On one level, this is a game about the way in which games are constructed. It deliberately eschews conventional exposition in favour of building a narrative through subtle cues in the game world. Some of these clues are more literal than others. You can drink bottles of booze, but they have no effect on your behaviour. You can pick up guns and ammunition – plucking cartridges three at a time from a prettily-rendered box – but you can’t use either. You can turn one way or the other down those airport corridors, but it won’t make much difference. The only thing you get to point around at anybody has a life of its own. All these things are little jokes at the player’s expense, but they are also ways of adding texture; the game is telling you that you can pick up and use these things because you are the kind of person who would pick up and use these things. But it’s also telling you that this stuff is just stuff and it ought not to be confused for what the game is about any more than we ought to think Doom is about being a space marine on Mars.
And then there is something else. At the very end of the game is a brief credits sequence in which the player wanders through what appears to be an art gallery. There is a party in progress. People stand around, ignoring you. Names and quotes are given on tiny cards and there are also larger signs on the walls. There are replicas of models from the game: a plane, a car. Familiar objects. But then the last few rooms feature something totally different and apparently quite random. A pair of working models demonstrating (you are told) the Bernoulli principle of powered flight. A big fan and some strips of paper, a fixed wing that rises and falls in a gust of wind. The kind of thing you might expect to find in a science museum. What has it got to do with the rest of the game?
It’s actually a rather neat metaphor for the way in which the game is constructed. The whole thing is one fantastic flight. According to Bernoulli, the difference between air speed at high and low pressures is what generates lift; the ‘lift’ here is the exhilarating mystery of the game itself, the flight created by the skillful contrast between the ‘high’ moments of action and tension and the ‘low’ scenes of dreamlike melancholy .
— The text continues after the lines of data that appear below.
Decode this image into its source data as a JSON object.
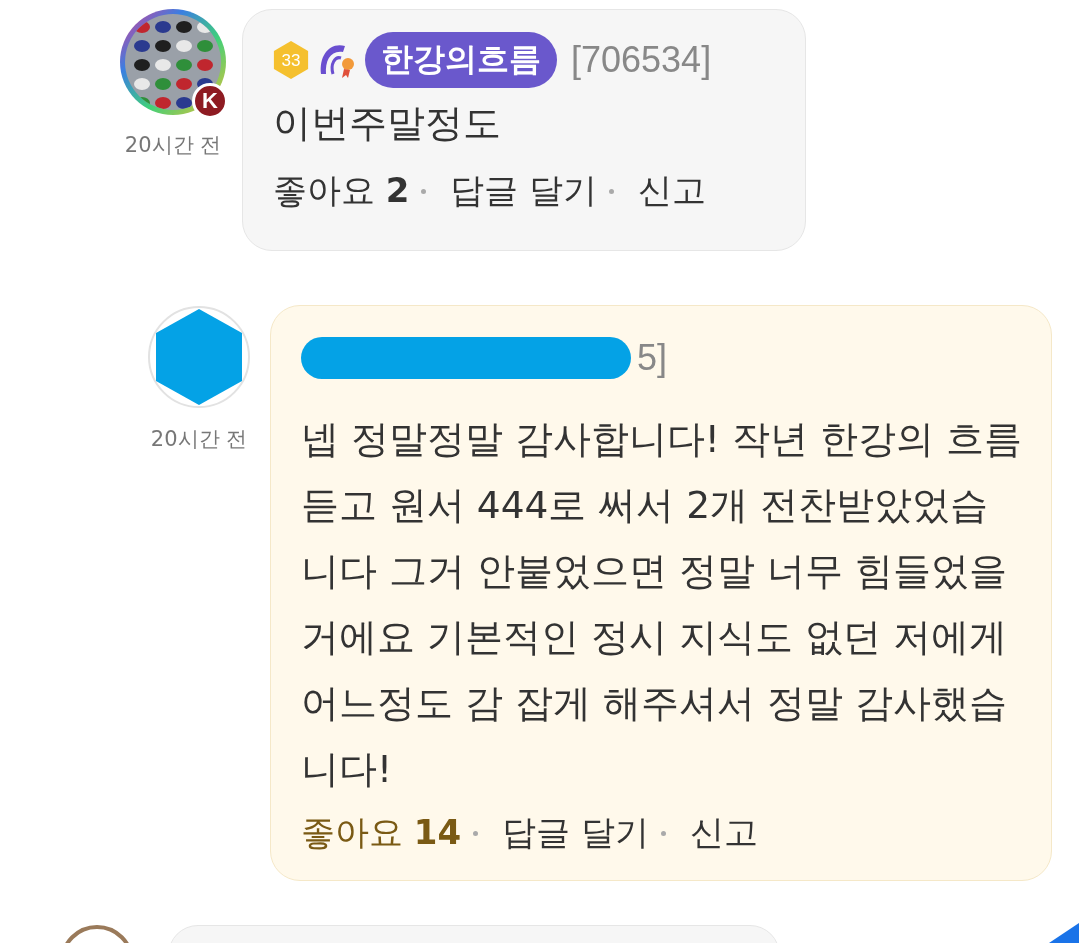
{
  "comments": [
    {
      "avatar": {
        "kind": "picture",
        "badge": "K"
      },
      "time": "20시간 전",
      "level": "33",
      "name": "한강의흐름",
      "user_id": "[706534]",
      "redacted": false,
      "text": "이번주말정도",
      "likes_label": "좋아요",
      "likes": "2",
      "liked": false,
      "reply": "답글 달기",
      "report": "신고",
      "reply_level": false
    },
    {
      "avatar": {
        "kind": "hexagon"
      },
      "time": "20시간 전",
      "user_id": "5]",
      "redacted": true,
      "text": "넵 정말정말 감사합니다! 작년 한강의 흐름 듣고 원서 444로 써서 2개 전찬받았었습니다 그거 안붙었으면 정말 너무 힘들었을거에요 기본적인 정시 지식도 없던 저에게 어느정도 감 잡게 해주셔서 정말 감사했습니다!",
      "likes_label": "좋아요",
      "likes": "14",
      "liked": true,
      "reply": "답글 달기",
      "report": "신고",
      "reply_level": true
    }
  ]
}
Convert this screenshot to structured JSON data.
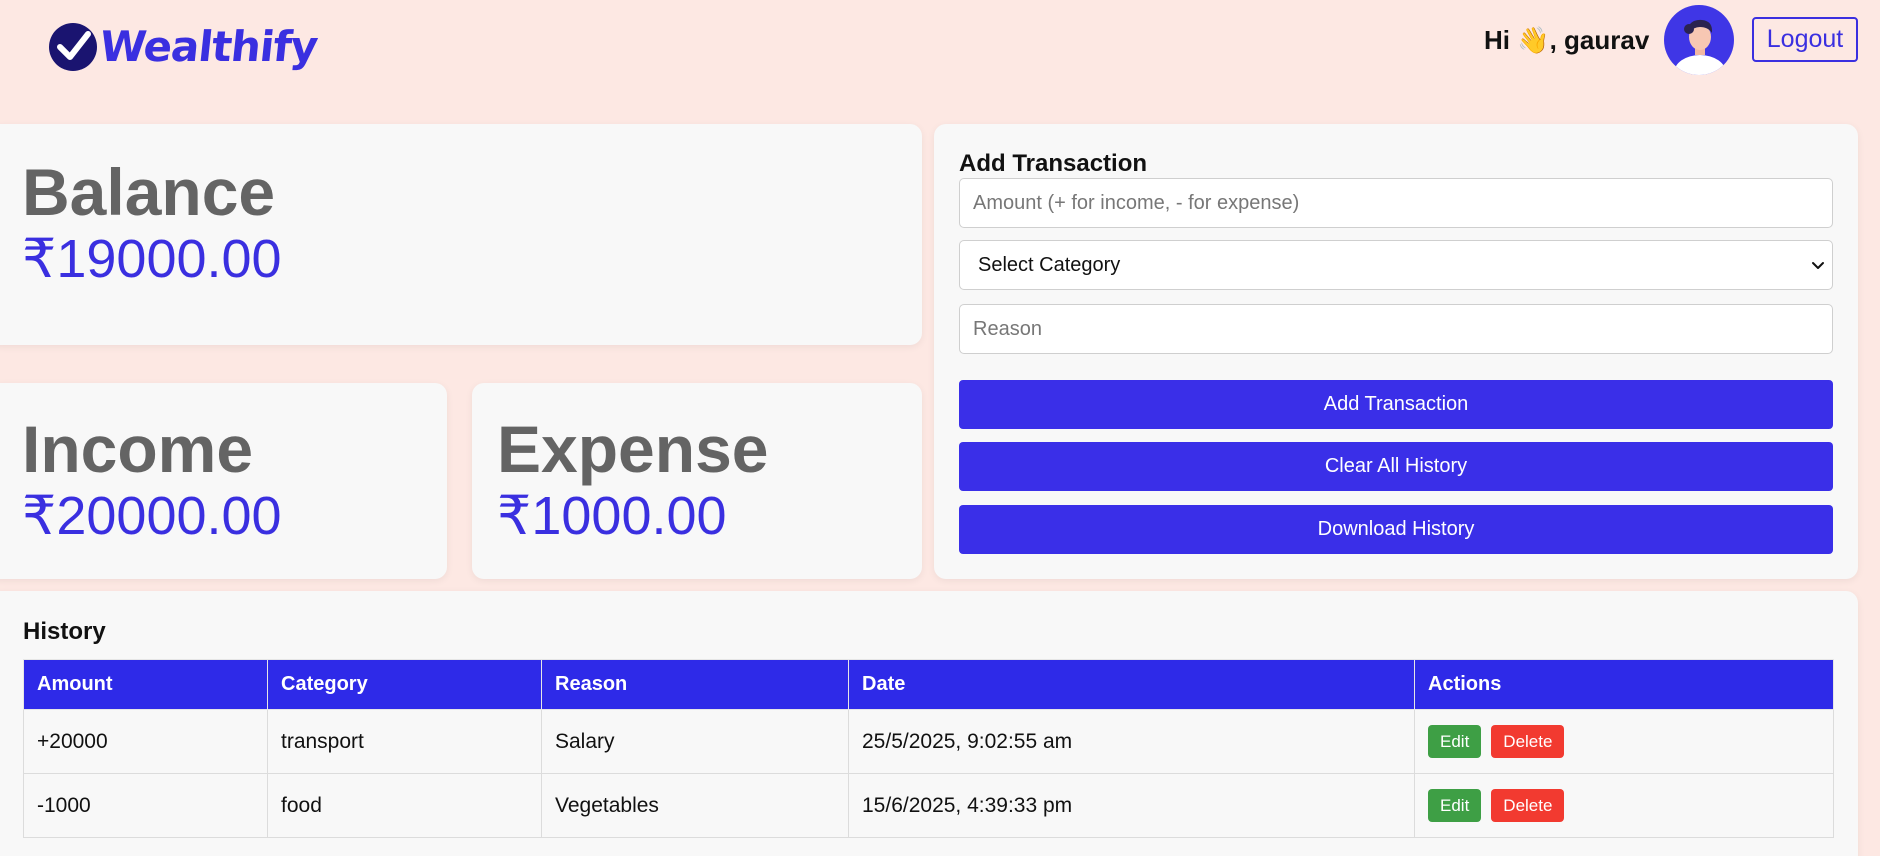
{
  "app": {
    "name": "Wealthify"
  },
  "header": {
    "greeting": "Hi 👋, gaurav",
    "logout_label": "Logout"
  },
  "colors": {
    "accent": "#3a2fe0",
    "background": "#fde8e3",
    "edit": "#3e9f45",
    "delete": "#f23a30"
  },
  "summary": {
    "balance": {
      "label": "Balance",
      "value": "₹19000.00"
    },
    "income": {
      "label": "Income",
      "value": "₹20000.00"
    },
    "expense": {
      "label": "Expense",
      "value": "₹1000.00"
    }
  },
  "add_transaction": {
    "title": "Add Transaction",
    "amount_placeholder": "Amount (+ for income, - for expense)",
    "category_selected": "Select Category",
    "reason_placeholder": "Reason",
    "add_label": "Add Transaction",
    "clear_label": "Clear All History",
    "download_label": "Download History"
  },
  "history": {
    "title": "History",
    "columns": [
      "Amount",
      "Category",
      "Reason",
      "Date",
      "Actions"
    ],
    "edit_label": "Edit",
    "delete_label": "Delete",
    "rows": [
      {
        "amount": "+20000",
        "category": "transport",
        "reason": "Salary",
        "date": "25/5/2025, 9:02:55 am"
      },
      {
        "amount": "-1000",
        "category": "food",
        "reason": "Vegetables",
        "date": "15/6/2025, 4:39:33 pm"
      }
    ]
  }
}
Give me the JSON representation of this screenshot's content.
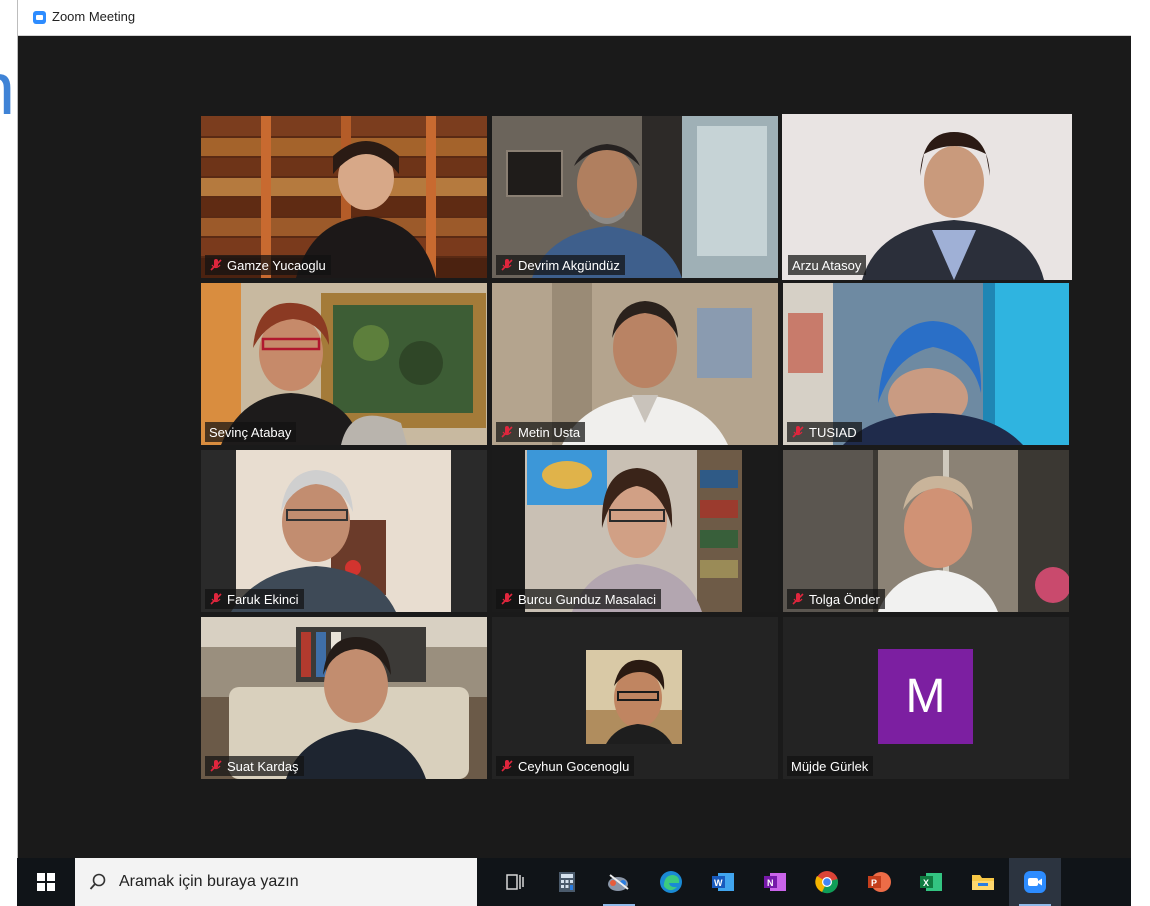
{
  "window": {
    "title": "Zoom Meeting"
  },
  "participants": [
    {
      "name": "Gamze Yucaoglu",
      "muted": true,
      "scene": "bookshelf",
      "active": false
    },
    {
      "name": "Devrim Akgündüz",
      "muted": true,
      "scene": "office-window",
      "active": false
    },
    {
      "name": "Arzu Atasoy",
      "muted": false,
      "scene": "plain-light",
      "active": true
    },
    {
      "name": "Sevinç Atabay",
      "muted": false,
      "scene": "painting",
      "active": false
    },
    {
      "name": "Metin Usta",
      "muted": true,
      "scene": "office-wall",
      "active": false
    },
    {
      "name": "TUSIAD",
      "muted": true,
      "scene": "blue-room",
      "active": false
    },
    {
      "name": "Faruk Ekinci",
      "muted": true,
      "scene": "home-interior",
      "active": false
    },
    {
      "name": "Burcu Gunduz Masalaci",
      "muted": true,
      "scene": "bookshelf-map",
      "active": false
    },
    {
      "name": "Tolga Önder",
      "muted": true,
      "scene": "glass-office",
      "active": false
    },
    {
      "name": "Suat Kardaş",
      "muted": true,
      "scene": "living-room",
      "active": false
    },
    {
      "name": "Ceyhun Gocenoglu",
      "muted": true,
      "scene": "profile-photo",
      "active": false
    },
    {
      "name": "Müjde Gürlek",
      "muted": false,
      "scene": "avatar",
      "avatar_letter": "M",
      "active": false
    }
  ],
  "taskbar": {
    "search_placeholder": "Aramak için buraya yazın",
    "apps": [
      {
        "name": "task-view"
      },
      {
        "name": "calculator"
      },
      {
        "name": "snipping-tool"
      },
      {
        "name": "edge"
      },
      {
        "name": "word"
      },
      {
        "name": "onenote"
      },
      {
        "name": "chrome"
      },
      {
        "name": "powerpoint"
      },
      {
        "name": "excel"
      },
      {
        "name": "file-explorer"
      },
      {
        "name": "zoom"
      }
    ]
  },
  "colors": {
    "active_speaker_border": "#e6f28c",
    "meeting_background": "#1a1a1a",
    "muted_icon": "#e0263d",
    "avatar_bg": "#7c1fa1"
  }
}
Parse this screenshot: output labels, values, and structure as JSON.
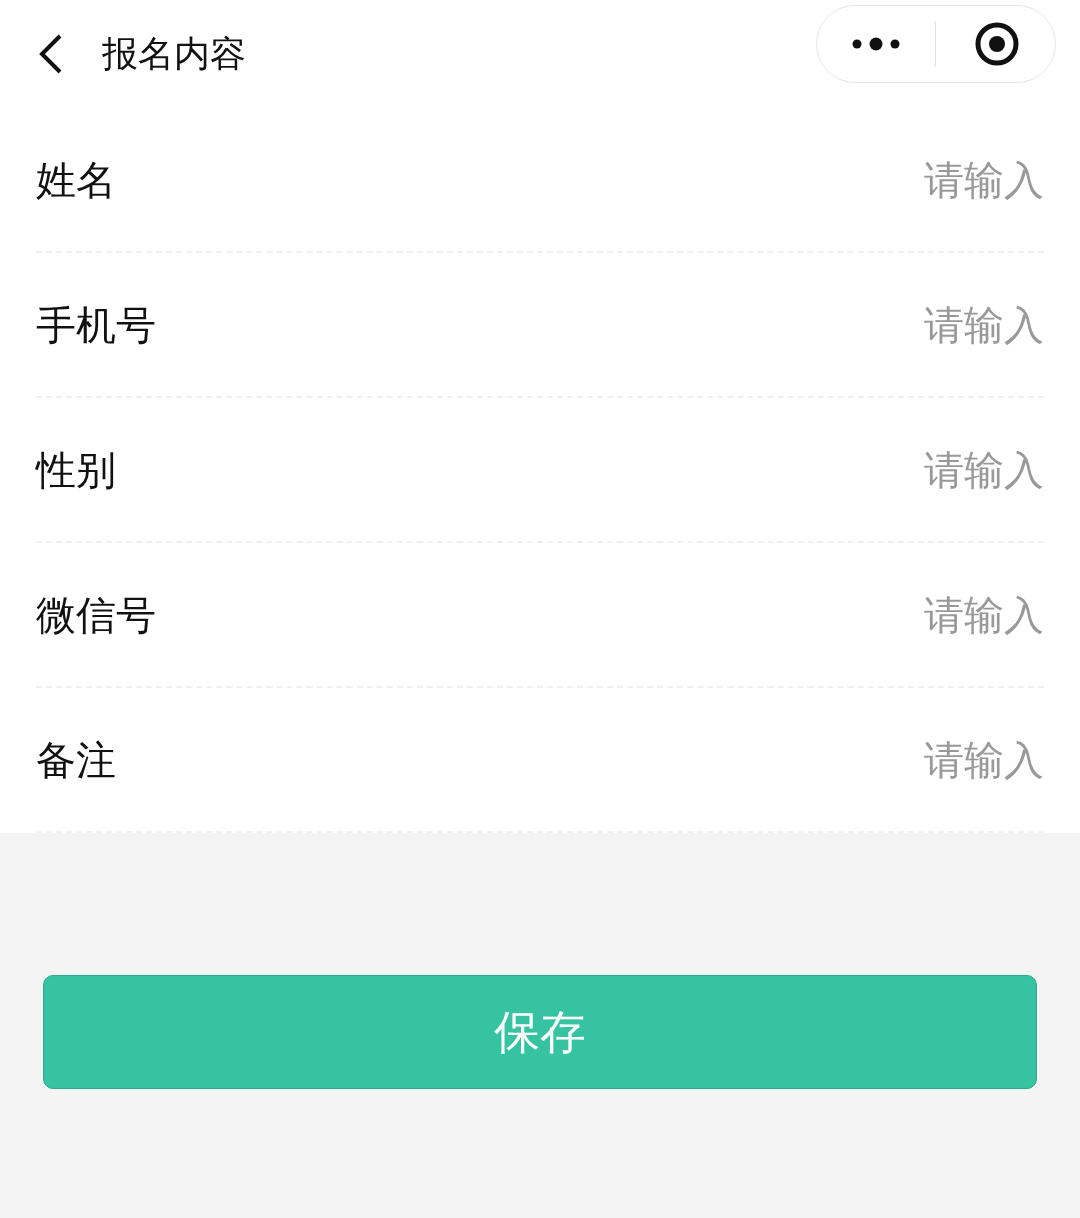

One moment you’re racing through a crowded airport concourse, the next calmly peeling oranges beside a loved one on a lonesome hotel balcony. It is the difference between these two pressures of gameplay that generates the lift in the story, that creates the sense in which there is something at work here which is beyond your understanding even while it leaves you totally captivated and slightly baffled. To play it is to learn to fly from one flight to the next. You start by pushing some geese off a ledge and watching them fall; you end by watching them fly away from you into the sunset.
I know a few of my followers have played Thirty Flights of Loving, and I’m pretty sure it’s on sale right now.. but even if it wasn’t, it’s been kind of on my mind lately.
Someone wanna try and sell me on it? I saw a poster for it that looked intriguing but didn’t really explain anything about what the game is supposed to be. About all I know so far is that it’s somewhat obscure, is a bit on the short side, and some of the people I’ve seen remark on it really liked it.
I hesitate to look for information myself because it’s so easy to bumble into spoilers unknowingly and I’d like to avoid that if at all possible.